The 36-year-old also is the most decorated woman and the most decorated American in Olympic track and field history.
“I’m super-proud of all the stuff that’s happened on the track,” Felix told The Associated Press. “But I think my biggest accomplishments are the things that didn’t necessarily get a medal.”
Felix has been a changemaker both on and off the track. She partnered with Athleta and nonprofit &Mother to provide childcare for athletes at the U.S. championships last month. She also has started her own shoe company, Saysh.
Since turning pro at 17 years old, Felix has grown up in the spotlight, and she has used her prominence to improve the sports world for those that will come after her.
As Felix’s career comes to a close, Just Women’s Sports is looking back on some of her biggest moments.
After turning pro two years prior, Felix won the first of her many world championship titles in Helsinki in 2005. She came from behind to win, outlasting Rachelle Boone-Smith of the United States and Christine Arron of France to take the title in a time of 22.16.
While Felix competed at the 2004 and 2008 Olympic Games, she didn’t win her first individual gold until 2012.
She won the 200m at the London Games with a time of 21.88 to take home the prize. She went on to win gold in the 4×100-meter relay and the 4×400-meter relay at the same Olympics.
Felix knocked off Jamaica’s Shelly-Ann Fraser-Pryce and her fellow American Carmelita Jeter for gold. Veronica Campbell-Brown, who had been aiming to become the first runner to win the 200m three times at the Olympics, finished outside of the top three.
In Tokyo last summer, Felix may not have broken world records, but she did break some others. With a bronze medal in the 400 meters, she set the record for women 35 or older with a time of 49.46. She also tied Carl Lewis for the most Olympic medals in U.S. track and field history.

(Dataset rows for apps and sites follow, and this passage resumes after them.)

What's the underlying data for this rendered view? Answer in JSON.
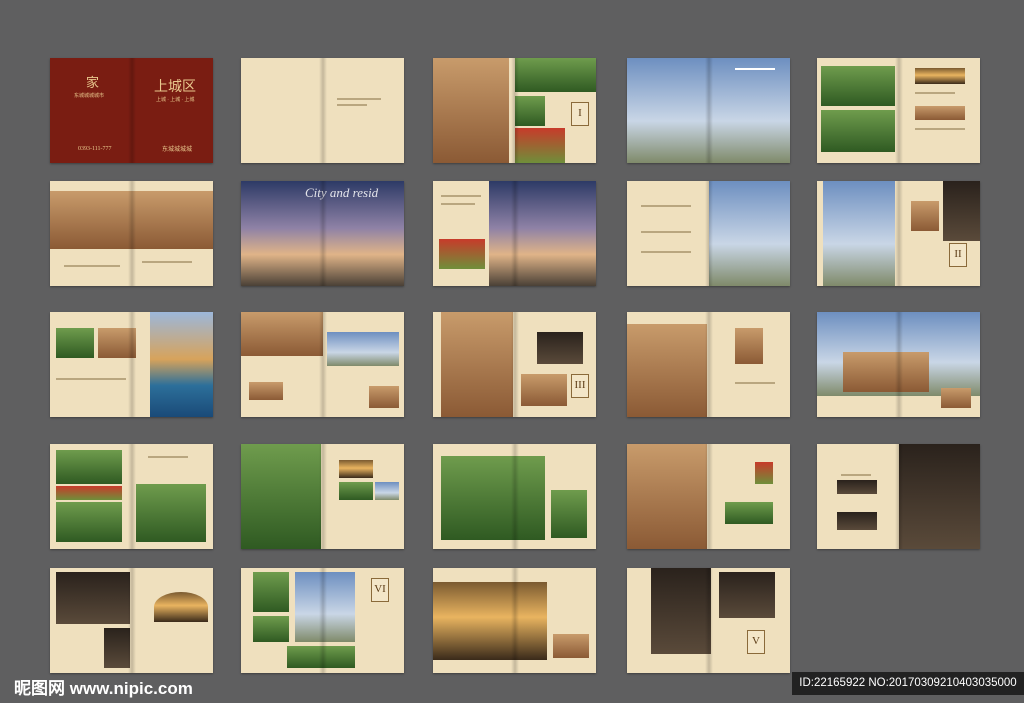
{
  "cover": {
    "left_title": "家",
    "left_sub": "东城城城城市",
    "phone": "0393-111-777",
    "right_title": "上城区",
    "right_sub": "上城 · 上城 · 上城",
    "brand": "东城城城城"
  },
  "roman_numerals": {
    "s1_3": "I",
    "s2_5": "II",
    "s3_3": "III",
    "s5_2": "VI",
    "s5_4": "V"
  },
  "overlay_texts": {
    "s2_2": "City and resid"
  },
  "footer": {
    "logo": "昵图网 www.nipic.com",
    "id_text": "ID:22165922 NO:20170309210403035000"
  }
}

She later broke Lewis’ record in the 4×400-meter relay, winning gold alongside Sydney McLaughin, Dalilah Muhammad and Athing Mu with a time of 3:16.85.